## DATA EXTRACT

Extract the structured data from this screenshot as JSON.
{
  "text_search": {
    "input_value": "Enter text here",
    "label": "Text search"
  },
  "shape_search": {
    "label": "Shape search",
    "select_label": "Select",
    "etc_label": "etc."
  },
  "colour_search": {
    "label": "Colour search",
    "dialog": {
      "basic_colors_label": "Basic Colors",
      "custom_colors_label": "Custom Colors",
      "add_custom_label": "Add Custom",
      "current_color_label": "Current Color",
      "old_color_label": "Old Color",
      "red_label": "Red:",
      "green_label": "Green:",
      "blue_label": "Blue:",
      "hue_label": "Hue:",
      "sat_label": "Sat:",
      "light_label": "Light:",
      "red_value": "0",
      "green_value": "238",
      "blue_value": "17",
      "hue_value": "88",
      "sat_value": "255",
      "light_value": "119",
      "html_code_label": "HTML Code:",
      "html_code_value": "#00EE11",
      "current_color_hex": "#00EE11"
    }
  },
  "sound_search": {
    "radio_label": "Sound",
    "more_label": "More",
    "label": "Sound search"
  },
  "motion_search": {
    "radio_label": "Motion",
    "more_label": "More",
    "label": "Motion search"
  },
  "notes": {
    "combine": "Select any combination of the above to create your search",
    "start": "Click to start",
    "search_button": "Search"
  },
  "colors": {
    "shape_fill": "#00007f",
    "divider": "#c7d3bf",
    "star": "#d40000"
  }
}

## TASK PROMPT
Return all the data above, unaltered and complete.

## RESULT FOR THIS TASK
Extract the structured data from this screenshot as JSON.
{
  "text_search": {
    "input_value": "Enter text here",
    "label": "Text search"
  },
  "shape_search": {
    "label": "Shape search",
    "select_label": "Select",
    "etc_label": "etc."
  },
  "colour_search": {
    "label": "Colour search",
    "dialog": {
      "basic_colors_label": "Basic Colors",
      "custom_colors_label": "Custom Colors",
      "add_custom_label": "Add Custom",
      "current_color_label": "Current Color",
      "old_color_label": "Old Color",
      "red_label": "Red:",
      "green_label": "Green:",
      "blue_label": "Blue:",
      "hue_label": "Hue:",
      "sat_label": "Sat:",
      "light_label": "Light:",
      "red_value": "0",
      "green_value": "238",
      "blue_value": "17",
      "hue_value": "88",
      "sat_value": "255",
      "light_value": "119",
      "html_code_label": "HTML Code:",
      "html_code_value": "#00EE11",
      "current_color_hex": "#00EE11"
    }
  },
  "sound_search": {
    "radio_label": "Sound",
    "more_label": "More",
    "label": "Sound search"
  },
  "motion_search": {
    "radio_label": "Motion",
    "more_label": "More",
    "label": "Motion search"
  },
  "notes": {
    "combine": "Select any combination of the above to create your search",
    "start": "Click to start",
    "search_button": "Search"
  },
  "colors": {
    "shape_fill": "#00007f",
    "divider": "#c7d3bf",
    "star": "#d40000"
  }
}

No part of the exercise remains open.